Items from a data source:
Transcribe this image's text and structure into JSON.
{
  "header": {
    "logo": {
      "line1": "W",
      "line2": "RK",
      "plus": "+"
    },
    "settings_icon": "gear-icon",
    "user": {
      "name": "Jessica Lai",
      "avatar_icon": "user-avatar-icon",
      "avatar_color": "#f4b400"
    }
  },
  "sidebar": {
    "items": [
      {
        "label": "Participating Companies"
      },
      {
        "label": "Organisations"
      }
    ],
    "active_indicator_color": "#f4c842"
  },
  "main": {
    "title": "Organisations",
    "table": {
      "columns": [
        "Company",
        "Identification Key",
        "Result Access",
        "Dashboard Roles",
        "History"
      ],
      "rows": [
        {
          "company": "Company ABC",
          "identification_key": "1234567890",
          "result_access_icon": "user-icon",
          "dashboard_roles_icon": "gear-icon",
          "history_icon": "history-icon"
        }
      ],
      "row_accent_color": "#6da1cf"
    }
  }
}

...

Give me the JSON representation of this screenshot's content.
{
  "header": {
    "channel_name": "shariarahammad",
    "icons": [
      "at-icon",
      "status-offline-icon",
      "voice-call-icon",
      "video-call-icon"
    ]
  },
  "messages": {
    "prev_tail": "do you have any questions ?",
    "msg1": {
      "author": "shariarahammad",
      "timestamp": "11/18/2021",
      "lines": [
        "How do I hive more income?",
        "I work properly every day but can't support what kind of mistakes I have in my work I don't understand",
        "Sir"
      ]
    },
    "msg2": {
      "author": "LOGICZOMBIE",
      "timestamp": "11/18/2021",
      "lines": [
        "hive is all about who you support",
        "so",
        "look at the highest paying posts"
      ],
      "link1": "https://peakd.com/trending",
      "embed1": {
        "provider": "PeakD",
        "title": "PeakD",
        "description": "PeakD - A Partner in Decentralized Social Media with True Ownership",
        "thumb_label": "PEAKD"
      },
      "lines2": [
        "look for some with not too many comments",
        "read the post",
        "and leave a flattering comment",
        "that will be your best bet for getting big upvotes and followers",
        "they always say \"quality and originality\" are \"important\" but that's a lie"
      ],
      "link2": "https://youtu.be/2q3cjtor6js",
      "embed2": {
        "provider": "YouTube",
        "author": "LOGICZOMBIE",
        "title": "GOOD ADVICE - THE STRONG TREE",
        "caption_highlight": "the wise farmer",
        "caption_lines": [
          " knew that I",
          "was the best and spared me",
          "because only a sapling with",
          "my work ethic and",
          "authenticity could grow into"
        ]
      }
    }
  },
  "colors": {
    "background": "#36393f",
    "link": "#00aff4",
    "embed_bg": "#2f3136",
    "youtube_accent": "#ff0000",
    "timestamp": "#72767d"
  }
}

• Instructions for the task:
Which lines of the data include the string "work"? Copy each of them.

• Task solution:
        "I work properly every day but can't support what kind of mistakes I have in my work I don't understand",
          "my work ethic and",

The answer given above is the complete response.